In its press release SAP makes much of the complementary nature of Sybase’s mobile computing and, while I am no expert in this space, I can see that the two companies could well be synergistic in this area. But there are big questions around information management.

There are two elements of information management that are highlighted in the press release. The first is the deployment of Sybase’s complex event processing (CEP) capabilities outside of the capital markets sector, where Sybase is currently focused, which is a move with which I heartily concur. The second is the discussion of the use of SAP in-memory technology to enhance Sybase’s existing capabilities. But the Sybase RAP (real-time analytics processing) product already has in-memory capabilities built around an in-memory version of Sybase ASE. And I would be surprised (very surprised) if Sybase didn’t have other in-memory developments of its own in the labs. So this is the first area where I would raise a question.

More profound, however, is what SAP is going to do with Sybase ASE and Sybase IQ. Is it going to port R/3 to Sybase ASE? If so, is it going to aggressively market this as an option for its enterprise applications? And, if that is the case, then Oracle, Microsoft and IBM are not going to be very happy – though I’m sure that SAP won’t necessarily mind about that. On the other hand, it could certainly give a new lease of life to ASE.

In so far as Sybase IQ is concerned what will be the position with respect to SAP BW? Will one replace the other? I can see the sense in replacing BW with IQ but not the other way around. On the other hand I can’t see BW disappearing so more likely is that Sybase IQ will be an option as a part of BW. But despite the fact that BW does have some column-based capabilities nowadays it is still, essentially, row-based. So including IQ would require some major engineering.

Then there is the relationship between Sybase and SAP Business Objects. Like Business Objects Sybase will continue to operate as an independent company.

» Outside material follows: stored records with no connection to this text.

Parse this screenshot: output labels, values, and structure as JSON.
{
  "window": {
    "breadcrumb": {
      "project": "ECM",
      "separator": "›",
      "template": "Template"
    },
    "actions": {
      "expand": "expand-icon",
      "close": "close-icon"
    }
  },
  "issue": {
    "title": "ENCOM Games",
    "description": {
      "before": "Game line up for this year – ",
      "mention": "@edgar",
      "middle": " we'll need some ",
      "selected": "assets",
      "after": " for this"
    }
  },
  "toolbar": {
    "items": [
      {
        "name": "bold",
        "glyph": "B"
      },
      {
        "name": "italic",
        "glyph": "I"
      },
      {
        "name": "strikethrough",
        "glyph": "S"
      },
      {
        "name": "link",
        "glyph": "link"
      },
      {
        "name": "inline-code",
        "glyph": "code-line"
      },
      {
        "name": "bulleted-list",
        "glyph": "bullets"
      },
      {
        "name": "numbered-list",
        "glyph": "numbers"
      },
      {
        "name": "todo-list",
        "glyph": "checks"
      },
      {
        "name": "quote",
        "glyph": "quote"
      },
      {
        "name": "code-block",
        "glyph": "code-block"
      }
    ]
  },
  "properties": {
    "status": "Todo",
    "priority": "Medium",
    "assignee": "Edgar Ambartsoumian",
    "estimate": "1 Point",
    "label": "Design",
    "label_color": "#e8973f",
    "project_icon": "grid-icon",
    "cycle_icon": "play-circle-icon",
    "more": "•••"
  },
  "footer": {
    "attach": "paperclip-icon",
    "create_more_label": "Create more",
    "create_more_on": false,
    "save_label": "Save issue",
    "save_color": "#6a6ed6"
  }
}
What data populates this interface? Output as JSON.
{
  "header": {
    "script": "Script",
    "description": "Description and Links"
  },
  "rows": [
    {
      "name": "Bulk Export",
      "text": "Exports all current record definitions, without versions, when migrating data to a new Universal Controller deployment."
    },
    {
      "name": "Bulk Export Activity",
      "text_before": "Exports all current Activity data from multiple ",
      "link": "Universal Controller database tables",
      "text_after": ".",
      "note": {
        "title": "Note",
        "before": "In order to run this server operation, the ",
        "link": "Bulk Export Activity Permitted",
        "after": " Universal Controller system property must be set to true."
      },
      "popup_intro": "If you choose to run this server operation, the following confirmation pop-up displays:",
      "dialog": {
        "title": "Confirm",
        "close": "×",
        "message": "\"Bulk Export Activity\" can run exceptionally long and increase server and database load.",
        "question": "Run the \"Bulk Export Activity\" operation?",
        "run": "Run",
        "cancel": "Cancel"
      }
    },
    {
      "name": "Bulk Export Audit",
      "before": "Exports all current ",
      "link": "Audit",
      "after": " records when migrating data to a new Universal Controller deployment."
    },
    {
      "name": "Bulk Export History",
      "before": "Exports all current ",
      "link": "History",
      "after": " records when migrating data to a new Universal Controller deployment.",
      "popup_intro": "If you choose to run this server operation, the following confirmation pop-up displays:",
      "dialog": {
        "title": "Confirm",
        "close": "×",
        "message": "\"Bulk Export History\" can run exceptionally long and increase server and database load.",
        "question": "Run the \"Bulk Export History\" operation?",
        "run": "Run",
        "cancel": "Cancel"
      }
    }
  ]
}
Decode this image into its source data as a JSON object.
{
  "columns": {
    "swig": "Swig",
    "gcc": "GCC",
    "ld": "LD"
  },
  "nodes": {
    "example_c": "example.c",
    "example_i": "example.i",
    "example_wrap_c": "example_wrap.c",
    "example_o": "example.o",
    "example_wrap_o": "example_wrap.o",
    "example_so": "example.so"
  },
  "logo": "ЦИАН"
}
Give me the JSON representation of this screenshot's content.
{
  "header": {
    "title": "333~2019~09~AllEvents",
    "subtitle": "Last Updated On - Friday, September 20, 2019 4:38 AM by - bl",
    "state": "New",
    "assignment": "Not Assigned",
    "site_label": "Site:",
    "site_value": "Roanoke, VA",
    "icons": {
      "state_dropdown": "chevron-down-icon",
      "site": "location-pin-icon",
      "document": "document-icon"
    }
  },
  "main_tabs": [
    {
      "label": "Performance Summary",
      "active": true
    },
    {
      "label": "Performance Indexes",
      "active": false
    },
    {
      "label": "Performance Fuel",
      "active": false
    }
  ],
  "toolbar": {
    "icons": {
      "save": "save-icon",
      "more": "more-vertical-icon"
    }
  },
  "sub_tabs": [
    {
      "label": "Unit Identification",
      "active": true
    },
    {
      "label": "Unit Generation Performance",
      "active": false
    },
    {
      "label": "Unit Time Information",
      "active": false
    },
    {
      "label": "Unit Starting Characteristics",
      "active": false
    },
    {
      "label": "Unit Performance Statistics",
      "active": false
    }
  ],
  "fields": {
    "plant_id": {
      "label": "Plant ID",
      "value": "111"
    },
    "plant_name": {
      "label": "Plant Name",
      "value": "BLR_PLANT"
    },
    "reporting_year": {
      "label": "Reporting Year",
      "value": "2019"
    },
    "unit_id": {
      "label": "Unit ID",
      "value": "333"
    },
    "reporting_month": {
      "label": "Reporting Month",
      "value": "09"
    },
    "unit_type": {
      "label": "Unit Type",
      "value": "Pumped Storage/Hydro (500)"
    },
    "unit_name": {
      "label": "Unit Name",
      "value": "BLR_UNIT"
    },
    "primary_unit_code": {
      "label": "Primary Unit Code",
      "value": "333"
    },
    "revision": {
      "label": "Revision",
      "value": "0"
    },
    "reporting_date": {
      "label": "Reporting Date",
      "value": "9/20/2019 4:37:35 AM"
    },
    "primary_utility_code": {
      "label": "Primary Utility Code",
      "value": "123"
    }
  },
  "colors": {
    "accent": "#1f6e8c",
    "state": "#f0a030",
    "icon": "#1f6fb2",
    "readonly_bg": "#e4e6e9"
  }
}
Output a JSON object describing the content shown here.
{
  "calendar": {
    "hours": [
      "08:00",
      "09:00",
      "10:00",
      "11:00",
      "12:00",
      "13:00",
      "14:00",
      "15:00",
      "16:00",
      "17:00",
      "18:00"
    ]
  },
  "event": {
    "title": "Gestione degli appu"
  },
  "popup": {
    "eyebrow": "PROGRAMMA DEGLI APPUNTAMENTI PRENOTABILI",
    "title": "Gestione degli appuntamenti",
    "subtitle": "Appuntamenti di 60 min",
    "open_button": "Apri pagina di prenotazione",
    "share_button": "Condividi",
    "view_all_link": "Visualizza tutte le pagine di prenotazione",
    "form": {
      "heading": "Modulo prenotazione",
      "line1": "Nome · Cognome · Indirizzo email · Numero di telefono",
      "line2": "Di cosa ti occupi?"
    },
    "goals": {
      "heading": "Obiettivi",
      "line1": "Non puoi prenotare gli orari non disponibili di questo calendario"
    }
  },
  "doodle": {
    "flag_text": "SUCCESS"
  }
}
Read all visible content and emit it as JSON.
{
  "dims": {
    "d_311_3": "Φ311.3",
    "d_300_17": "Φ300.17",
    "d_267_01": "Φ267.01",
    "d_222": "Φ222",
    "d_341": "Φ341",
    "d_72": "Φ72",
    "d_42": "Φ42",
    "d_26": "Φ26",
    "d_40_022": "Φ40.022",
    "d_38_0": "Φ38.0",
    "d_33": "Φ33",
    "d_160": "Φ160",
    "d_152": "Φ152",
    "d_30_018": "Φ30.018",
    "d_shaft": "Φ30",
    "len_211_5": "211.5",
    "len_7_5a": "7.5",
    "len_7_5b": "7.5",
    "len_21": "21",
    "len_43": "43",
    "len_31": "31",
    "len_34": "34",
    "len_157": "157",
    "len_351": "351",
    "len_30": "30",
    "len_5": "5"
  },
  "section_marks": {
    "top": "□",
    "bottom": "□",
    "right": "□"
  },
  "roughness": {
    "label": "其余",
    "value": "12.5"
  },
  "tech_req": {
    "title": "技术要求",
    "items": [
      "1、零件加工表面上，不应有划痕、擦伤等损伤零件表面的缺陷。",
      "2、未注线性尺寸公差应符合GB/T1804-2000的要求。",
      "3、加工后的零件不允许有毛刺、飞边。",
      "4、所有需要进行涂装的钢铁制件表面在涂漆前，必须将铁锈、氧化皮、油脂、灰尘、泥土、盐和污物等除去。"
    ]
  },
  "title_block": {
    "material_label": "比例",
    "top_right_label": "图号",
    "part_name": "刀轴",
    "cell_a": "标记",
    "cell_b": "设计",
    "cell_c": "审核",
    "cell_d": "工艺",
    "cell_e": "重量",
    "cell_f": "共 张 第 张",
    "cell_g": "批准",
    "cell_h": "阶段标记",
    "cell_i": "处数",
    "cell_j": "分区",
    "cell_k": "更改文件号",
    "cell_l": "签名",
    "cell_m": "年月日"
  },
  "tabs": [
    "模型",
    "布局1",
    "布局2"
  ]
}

Unlike Business Objects Sybase may find it more difficult to market into the SAP user base, in so far as information management goes. The most obvious exception, apart from CEP, will be Sybase IQ except that that competes with SAP BW, which isn’t going to please the SAP sales force.

Anyway, back to Business Objects. No doubt they will have an entry to Sybase IQ sites, which will be bad for MicroStrategy, which has a close relationship with Sybase. However, there will also be issues with Business Objects. For example, Sybase has been investing significantly in Sybase ETL recently and it also has data federation capabilities, both of which Business Objects also offers. Will these continue in parallel or will they be merged or Sybase’s capabilities submerged. Conversely, PowerDesigner and Sybase Replicator are both potentially complementary to the Business Objects portfolio.

So, there are a number of areas in which it is by no means clear in which direction this combined company will go. And, as is the way of these things, we will have to wait until after the completion of the acquisition, before we hear answers.